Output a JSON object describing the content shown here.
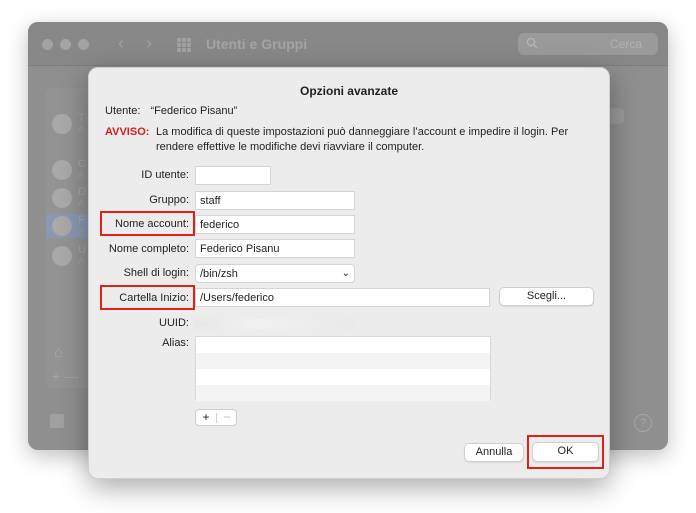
{
  "background_window": {
    "title": "Utenti e Gruppi",
    "search_placeholder": "Cerca",
    "sidebar_users": [
      {
        "initial": "T",
        "sub": "A"
      },
      {
        "initial": "C",
        "sub": "A"
      },
      {
        "initial": "D",
        "sub": "A"
      },
      {
        "initial": "F",
        "sub": "A"
      },
      {
        "initial": "U",
        "sub": "A"
      }
    ],
    "options_label": "O",
    "bottom_label": "F"
  },
  "dialog": {
    "title": "Opzioni avanzate",
    "user_label": "Utente:",
    "user_value": "“Federico Pisanu”",
    "warning_tag": "AVVISO:",
    "warning_text": "La modifica di queste impostazioni può danneggiare l’account e impedire il login. Per rendere effettive le modifiche devi riavviare il computer.",
    "fields": {
      "user_id": {
        "label": "ID utente:",
        "value": ""
      },
      "group": {
        "label": "Gruppo:",
        "value": "staff"
      },
      "account_name": {
        "label": "Nome account:",
        "value": "federico"
      },
      "full_name": {
        "label": "Nome completo:",
        "value": "Federico Pisanu"
      },
      "login_shell": {
        "label": "Shell di login:",
        "value": "/bin/zsh"
      },
      "home_folder": {
        "label": "Cartella Inizio:",
        "value": "/Users/federico"
      },
      "uuid": {
        "label": "UUID:",
        "value": ""
      },
      "alias": {
        "label": "Alias:"
      }
    },
    "choose_button": "Scegli...",
    "add_symbol": "+",
    "remove_symbol": "−",
    "cancel_button": "Annulla",
    "ok_button": "OK"
  },
  "colors": {
    "highlight": "#e0221d",
    "warning": "#d11f1f",
    "dialog_bg": "#ececec"
  }
}
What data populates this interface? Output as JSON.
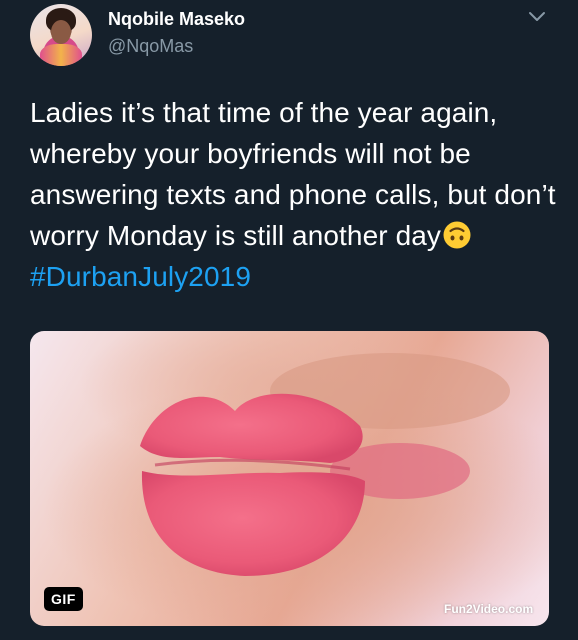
{
  "author": {
    "display_name": "Nqobile Maseko",
    "handle": "@NqoMas"
  },
  "icons": {
    "more": "chevron-down-icon",
    "emoji": "upside-down-face-emoji-icon"
  },
  "tweet": {
    "text_before_emoji": "Ladies it’s that time of the year again, whereby your boyfriends will not be answering texts and phone calls, but don’t worry Monday is still another day",
    "hashtag": "#DurbanJuly2019"
  },
  "media": {
    "badge": "GIF",
    "watermark": "Fun2Video.com"
  },
  "colors": {
    "background": "#15202b",
    "hashtag": "#1da1f2",
    "secondary_text": "#8899a6"
  }
}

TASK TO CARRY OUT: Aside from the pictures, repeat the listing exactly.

SOLVED PROBLEM:
Output a JSON object describing the content shown here.
{
  "background_window": {
    "title": "Utenti e Gruppi",
    "search_placeholder": "Cerca",
    "sidebar_users": [
      {
        "initial": "T",
        "sub": "A"
      },
      {
        "initial": "C",
        "sub": "A"
      },
      {
        "initial": "D",
        "sub": "A"
      },
      {
        "initial": "F",
        "sub": "A"
      },
      {
        "initial": "U",
        "sub": "A"
      }
    ],
    "options_label": "O",
    "bottom_label": "F"
  },
  "dialog": {
    "title": "Opzioni avanzate",
    "user_label": "Utente:",
    "user_value": "“Federico Pisanu”",
    "warning_tag": "AVVISO:",
    "warning_text": "La modifica di queste impostazioni può danneggiare l’account e impedire il login. Per rendere effettive le modifiche devi riavviare il computer.",
    "fields": {
      "user_id": {
        "label": "ID utente:",
        "value": ""
      },
      "group": {
        "label": "Gruppo:",
        "value": "staff"
      },
      "account_name": {
        "label": "Nome account:",
        "value": "federico"
      },
      "full_name": {
        "label": "Nome completo:",
        "value": "Federico Pisanu"
      },
      "login_shell": {
        "label": "Shell di login:",
        "value": "/bin/zsh"
      },
      "home_folder": {
        "label": "Cartella Inizio:",
        "value": "/Users/federico"
      },
      "uuid": {
        "label": "UUID:",
        "value": ""
      },
      "alias": {
        "label": "Alias:"
      }
    },
    "choose_button": "Scegli...",
    "add_symbol": "+",
    "remove_symbol": "−",
    "cancel_button": "Annulla",
    "ok_button": "OK"
  },
  "colors": {
    "highlight": "#e0221d",
    "warning": "#d11f1f",
    "dialog_bg": "#ececec"
  }
}
What data populates this interface? Output as JSON.
{
  "author": {
    "display_name": "Nqobile Maseko",
    "handle": "@NqoMas"
  },
  "icons": {
    "more": "chevron-down-icon",
    "emoji": "upside-down-face-emoji-icon"
  },
  "tweet": {
    "text_before_emoji": "Ladies it’s that time of the year again, whereby your boyfriends will not be answering texts and phone calls, but don’t worry Monday is still another day",
    "hashtag": "#DurbanJuly2019"
  },
  "media": {
    "badge": "GIF",
    "watermark": "Fun2Video.com"
  },
  "colors": {
    "background": "#15202b",
    "hashtag": "#1da1f2",
    "secondary_text": "#8899a6"
  }
}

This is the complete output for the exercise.